_Problem to work on_:
Output every line below as it stands, dropping only the images.

-=-=-

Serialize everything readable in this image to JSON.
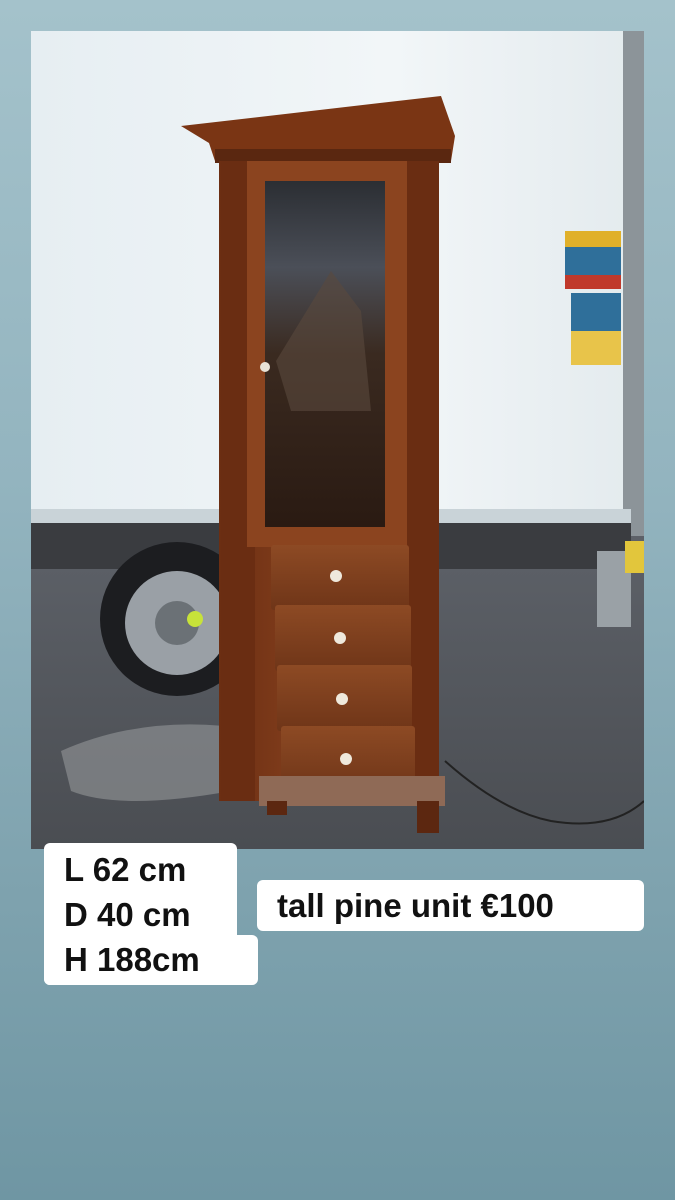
{
  "photo": {
    "subject": "tall pine glass-door cabinet with four drawers in front of a white truck"
  },
  "dimensions": {
    "length": "L 62 cm",
    "depth": "D 40 cm",
    "height": "H 188cm"
  },
  "listing": {
    "title_price": "tall pine unit €100"
  },
  "colors": {
    "background": "#93b4bf",
    "label_bg": "#ffffff",
    "label_text": "#111111",
    "wood": "#7a3a18"
  }
}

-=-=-

_Result of this exercise_:
Serialize everything readable in this image to JSON.
{
  "photo": {
    "subject": "tall pine glass-door cabinet with four drawers in front of a white truck"
  },
  "dimensions": {
    "length": "L 62 cm",
    "depth": "D 40 cm",
    "height": "H 188cm"
  },
  "listing": {
    "title_price": "tall pine unit €100"
  },
  "colors": {
    "background": "#93b4bf",
    "label_bg": "#ffffff",
    "label_text": "#111111",
    "wood": "#7a3a18"
  }
}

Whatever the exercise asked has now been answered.